A woman is dropping her daughter off to stay with her sister for a week. They offer some exposition about how the mother won a raffle for a week-long cruise, and it's her first real vacation away since the daughter (who's like 5-6, something along those lines) was born! The aunt has prepared a child's playhouse for the front yard, so the visit should go great! Unless a killer shows up, murders her, and steals the daughter. That would be less great.

Later that week, we see the aunt pile the kid into a car to go for a nighttime drive. She explains to the neighbour that going out for rides helps the little girl get to sleep, then as they're driving off, the little girl and the neighbour lady exchange some sign language! Which they know for some reason? Is one of these characters deaf and I somehow didn't notice?

We cut to the aunt sitting in her car at a gas station, waiting for there to be no witnesses before she runs into the store to buy some food. Maybe we're supposed to think that she's waiting for the guy to drive away because she finds him creepy and doesn't want to leave the niece alone in the car with him at the pumps, but then again, the niece is sleeping, lying across the back seats, so there's no reason to think that anyone even knows she's in the car.

So while the aunt is in the store, a minivan drives up, presumably grabs the kid, and then drives off. Did the Aunt sell the child to someone? Because it's kind of crazy to imagine that a kidnapper would have been been following them this whole time and managed to land on this incredibly lucky moment.

Seeing the empty back seat, the aunt starts screaming for help, and the guys inside call 911!

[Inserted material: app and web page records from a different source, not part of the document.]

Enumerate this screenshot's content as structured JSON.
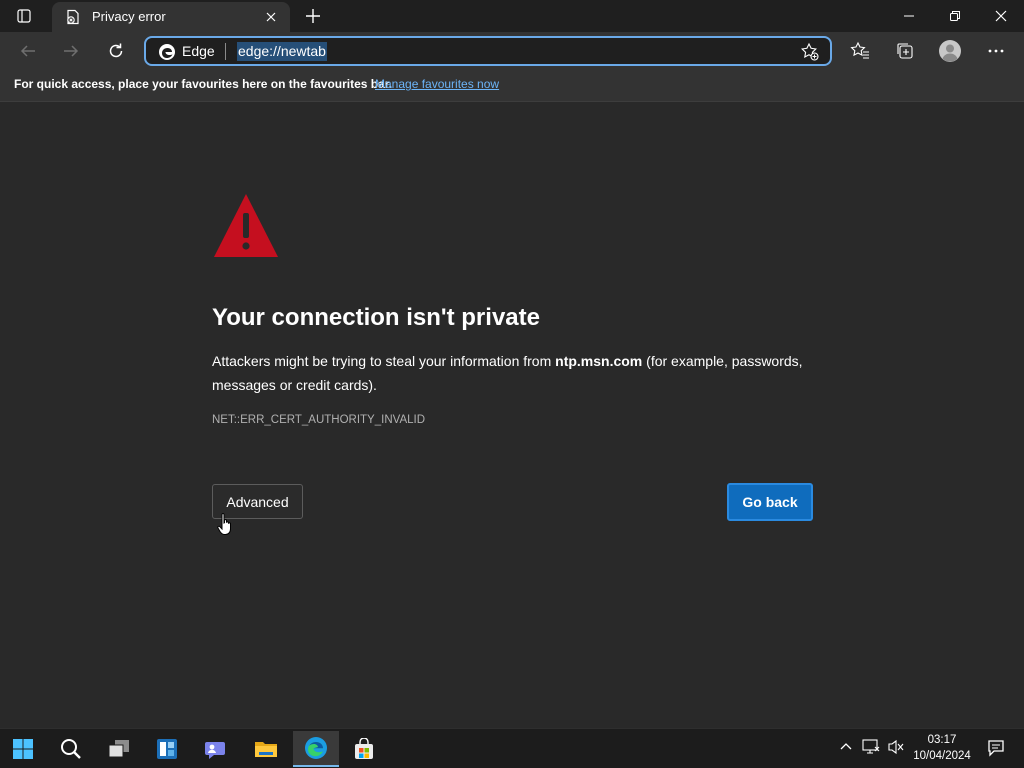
{
  "window": {
    "tab_title": "Privacy error",
    "tab_favicon": "page-error-icon"
  },
  "toolbar": {
    "site_label": "Edge",
    "url": "edge://newtab"
  },
  "favourites_bar": {
    "message": "For quick access, place your favourites here on the favourites bar.",
    "link": "Manage favourites now"
  },
  "error_page": {
    "heading": "Your connection isn't private",
    "description_prefix": "Attackers might be trying to steal your information from ",
    "host": "ntp.msn.com",
    "description_suffix": " (for example, passwords, messages or credit cards).",
    "error_code": "NET::ERR_CERT_AUTHORITY_INVALID",
    "advanced_label": "Advanced",
    "go_back_label": "Go back"
  },
  "taskbar": {
    "time": "03:17",
    "date": "10/04/2024",
    "apps": [
      "start-icon",
      "search-icon",
      "task-view-icon",
      "widgets-icon",
      "chat-icon",
      "file-explorer-icon",
      "edge-icon",
      "store-icon"
    ]
  },
  "colors": {
    "accent": "#0f6cbd",
    "warning": "#c50f1f",
    "link": "#6cb4f7"
  }
}
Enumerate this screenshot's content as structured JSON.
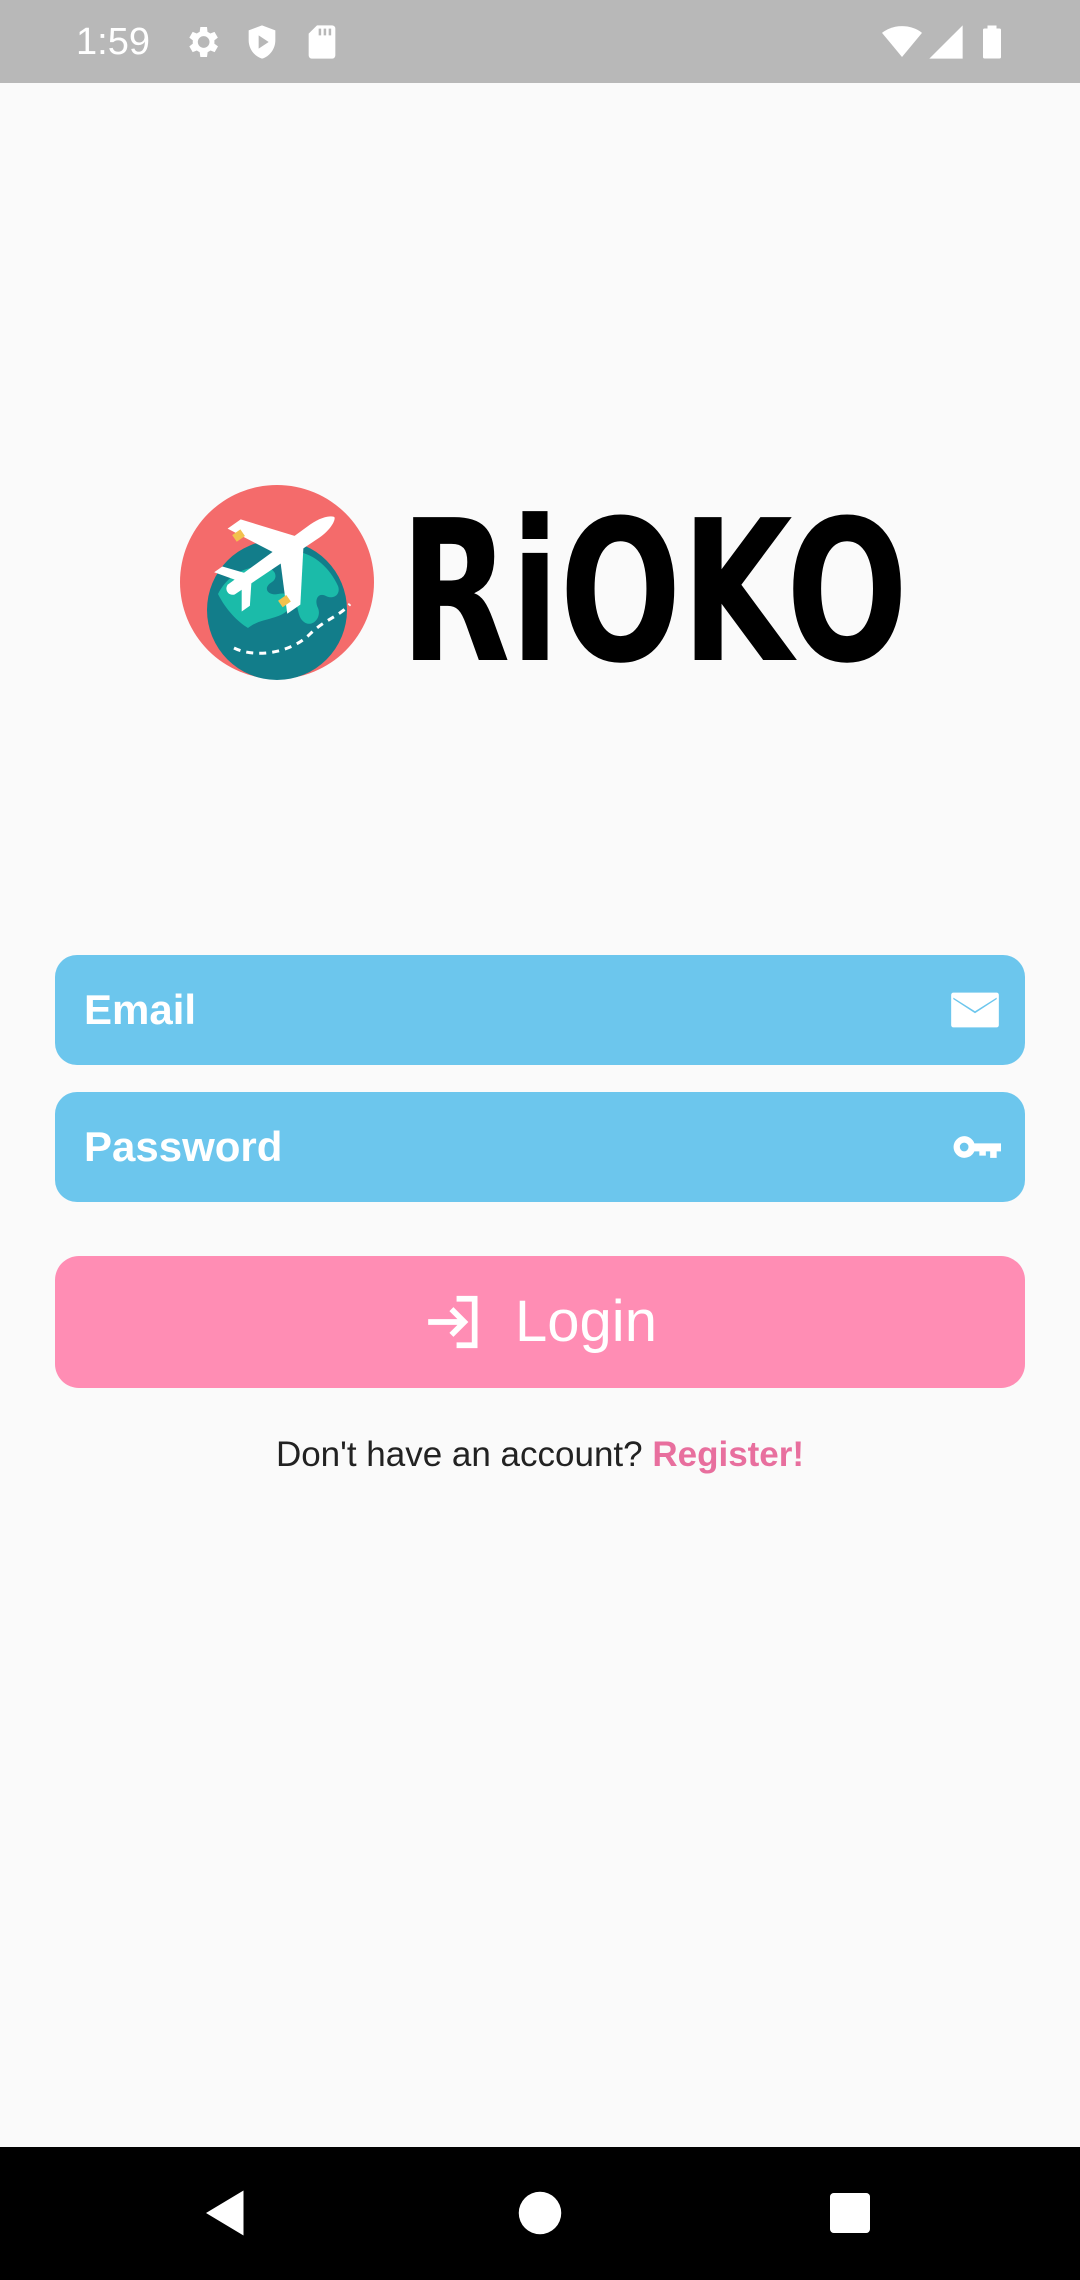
{
  "status_bar": {
    "time": "1:59",
    "left_icons": [
      "gear-icon",
      "shield-play-icon",
      "sd-card-icon"
    ],
    "right_icons": [
      "wifi-icon",
      "signal-icon",
      "battery-icon"
    ]
  },
  "logo": {
    "text": "RiOKO",
    "colors": {
      "circle": "#f46b6b",
      "globe": "#127d8a",
      "land": "#1bbba9",
      "plane": "#ffffff",
      "wordmark": "#000000"
    }
  },
  "form": {
    "email": {
      "placeholder": "Email",
      "icon": "mail-icon"
    },
    "password": {
      "placeholder": "Password",
      "icon": "key-icon"
    },
    "login_button": {
      "label": "Login",
      "icon": "login-arrow-icon"
    },
    "register_prompt": "Don't have an account?",
    "register_link": "Register!"
  },
  "colors": {
    "input_bg": "#6cc6ed",
    "button_bg": "#ff8db4",
    "link": "#e86f9e",
    "background": "#fafafa",
    "status_bar": "#b8b8b8"
  },
  "nav_bar": {
    "buttons": [
      "back-icon",
      "home-icon",
      "recents-icon"
    ]
  }
}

The team immediately jumps on the plane and flies there - like, immediately. Preposterously immediately.
That's the sun just coming up to the front right of the plane - which is a little weird, considering that they're flying west, but whatever, let's just assume that they mean it to be like 7AM when this scene is happening.

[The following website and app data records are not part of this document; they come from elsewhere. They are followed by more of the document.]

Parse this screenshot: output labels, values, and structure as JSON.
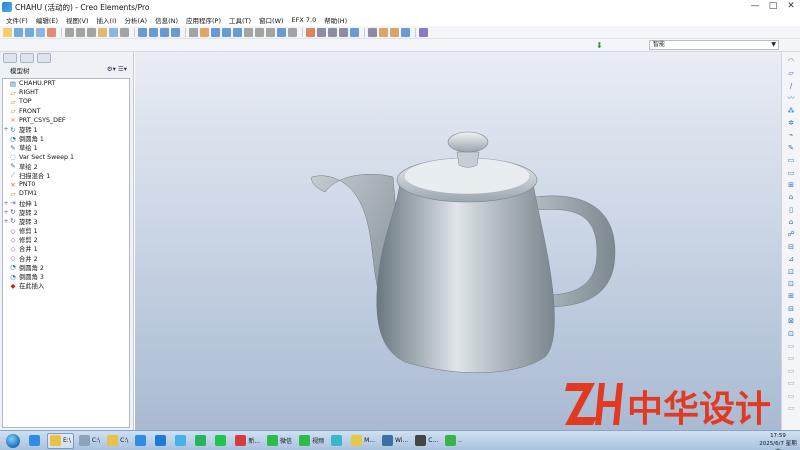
{
  "window": {
    "title": "CHAHU (活动的) - Creo Elements/Pro",
    "min": "—",
    "max": "□",
    "close": "✕"
  },
  "menu": [
    "文件(F)",
    "编辑(E)",
    "视图(V)",
    "插入(I)",
    "分析(A)",
    "信息(N)",
    "应用程序(P)",
    "工具(T)",
    "窗口(W)",
    "EFX 7.0",
    "帮助(H)"
  ],
  "filter": {
    "value": "智能",
    "arrow": "▼"
  },
  "model_tree": {
    "title": "模型树",
    "tools": "⚙▾ ☰▾",
    "items": [
      {
        "expand": "",
        "icon": "▤",
        "label": "CHAHU.PRT",
        "color": "#2a6fb5"
      },
      {
        "expand": "",
        "icon": "▱",
        "label": "RIGHT",
        "color": "#d17a1a"
      },
      {
        "expand": "",
        "icon": "▱",
        "label": "TOP",
        "color": "#d17a1a"
      },
      {
        "expand": "",
        "icon": "▱",
        "label": "FRONT",
        "color": "#d17a1a"
      },
      {
        "expand": "",
        "icon": "⨯",
        "label": "PRT_CSYS_DEF",
        "color": "#d17a1a"
      },
      {
        "expand": "+",
        "icon": "↻",
        "label": "旋转 1",
        "color": "#2a6fb5"
      },
      {
        "expand": "",
        "icon": "◔",
        "label": "倒圆角 1",
        "color": "#2a6fb5"
      },
      {
        "expand": "",
        "icon": "✎",
        "label": "草绘 1",
        "color": "#2a6fb5"
      },
      {
        "expand": "",
        "icon": "◌",
        "label": "Var Sect Sweep 1",
        "color": "#2a6fb5"
      },
      {
        "expand": "",
        "icon": "✎",
        "label": "草绘 2",
        "color": "#2a6fb5"
      },
      {
        "expand": "",
        "icon": "⟋",
        "label": "扫描混合 1",
        "color": "#2a6fb5"
      },
      {
        "expand": "",
        "icon": "✕",
        "label": "PNT0",
        "color": "#d17a1a"
      },
      {
        "expand": "",
        "icon": "▱",
        "label": "DTM1",
        "color": "#d17a1a"
      },
      {
        "expand": "+",
        "icon": "⇥",
        "label": "拉伸 1",
        "color": "#2a6fb5"
      },
      {
        "expand": "+",
        "icon": "↻",
        "label": "旋转 2",
        "color": "#2a6fb5"
      },
      {
        "expand": "+",
        "icon": "↻",
        "label": "旋转 3",
        "color": "#2a6fb5"
      },
      {
        "expand": "",
        "icon": "◇",
        "label": "修剪 1",
        "color": "#7a3fb5"
      },
      {
        "expand": "",
        "icon": "◇",
        "label": "修剪 2",
        "color": "#7a3fb5"
      },
      {
        "expand": "",
        "icon": "◇",
        "label": "合并 1",
        "color": "#7a3fb5"
      },
      {
        "expand": "",
        "icon": "◇",
        "label": "合并 2",
        "color": "#7a3fb5"
      },
      {
        "expand": "",
        "icon": "◔",
        "label": "倒圆角 2",
        "color": "#2a6fb5"
      },
      {
        "expand": "",
        "icon": "◔",
        "label": "倒圆角 3",
        "color": "#2a6fb5"
      },
      {
        "expand": "",
        "icon": "◆",
        "label": "在此插入",
        "color": "#cc2222"
      }
    ]
  },
  "taskbar": {
    "items": [
      {
        "label": "",
        "icon": "ie-icon",
        "color": "#2f8de4"
      },
      {
        "label": "E:\\",
        "icon": "folder-icon",
        "color": "#e8c04a",
        "active": true
      },
      {
        "label": "C:\\",
        "icon": "drive-icon",
        "color": "#8ea2b8"
      },
      {
        "label": "C:\\",
        "icon": "folder-icon",
        "color": "#e8c04a"
      },
      {
        "label": "",
        "icon": "search-app-icon",
        "color": "#2f8de4"
      },
      {
        "label": "",
        "icon": "k-app-icon",
        "color": "#1e7ad6"
      },
      {
        "label": "",
        "icon": "cloud-icon",
        "color": "#4ab0e8"
      },
      {
        "label": "",
        "icon": "play-icon",
        "color": "#28b45a"
      },
      {
        "label": "",
        "icon": "iqiyi-icon",
        "color": "#22c34a"
      },
      {
        "label": "新...",
        "icon": "app-icon",
        "color": "#d83b3b"
      },
      {
        "label": "微信",
        "icon": "wechat-icon",
        "color": "#2dbb4a"
      },
      {
        "label": "视频",
        "icon": "wechat-icon",
        "color": "#2dbb4a"
      },
      {
        "label": "",
        "icon": "window-icon",
        "color": "#39b6c8"
      },
      {
        "label": "M...",
        "icon": "creo-icon",
        "color": "#e3c948"
      },
      {
        "label": "Wi...",
        "icon": "windows-icon",
        "color": "#3b6fa6"
      },
      {
        "label": "C...",
        "icon": "app-icon",
        "color": "#444"
      },
      {
        "label": "..",
        "icon": "green-app-icon",
        "color": "#36b34a"
      }
    ],
    "clock_time": "17:59",
    "clock_date": "2025/6/7 星期六"
  },
  "watermark": {
    "text": "中华设计",
    "color": "#e23a22"
  }
}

Assuming they're almost in Mississippi, that's like a two-hour flight, meaning they had to get on the plane at 5AM. So let's figure the abduction happened around 10PM, that means that the cops showed up, took statements, decided they couldn't handle the case, called the local FBI, who kicked it upstairs to Washington, and someone there decided that the serial killer people should be working on it - even though it's just a missing girl, not a beheaded little girl - and then called Greg and woke him up at like 3AM, and then he told everyone else to get moving, all so they could be on a plane at 5AM.

This is just so far from how the police actually work. Would it have killed the show to have them arriving at noon the next day? A plausible amount of time later?

Oh my god, it's so much worse than I thought. All of that figuring I did above? Yeah, it's even worse - it's been just three hours since the abduction during the plane scene. I don't know how far they are into the flight, but that means the idea that they were all gathered up and put on a plane happened even faster than I'd calculated. Also, how can the sun be coming up? Was that abduction at like 2AM? Damn, this show is crazy.

In their pre-file they point out that the abductor would have had to have been stalking the little girl - and perhaps even gotten the mother sent away on that trip! Although that might be a stretch, since it's my own interjection. Bigger issue, though, is that they talk about having 24 hours to find the girl before it's too late!

Weird that they would still be saying that, since just six episodes they did a story about how that was a meaningless rule of thumb.

We catch up with the minivan driving down a rural road and dumping something body-shaped but wrapped in black plastic into a river! Has he already murdered the little girl? Was the little girl already dead, killed by the aunt (who's actually the girl's cousin, it seems) and this is a friend helping make it look like an abduction/murder? It's not like we actually saw the little girl moving in the back seat during the convenience store scene.

Hopefully we'll find out after the opening credits!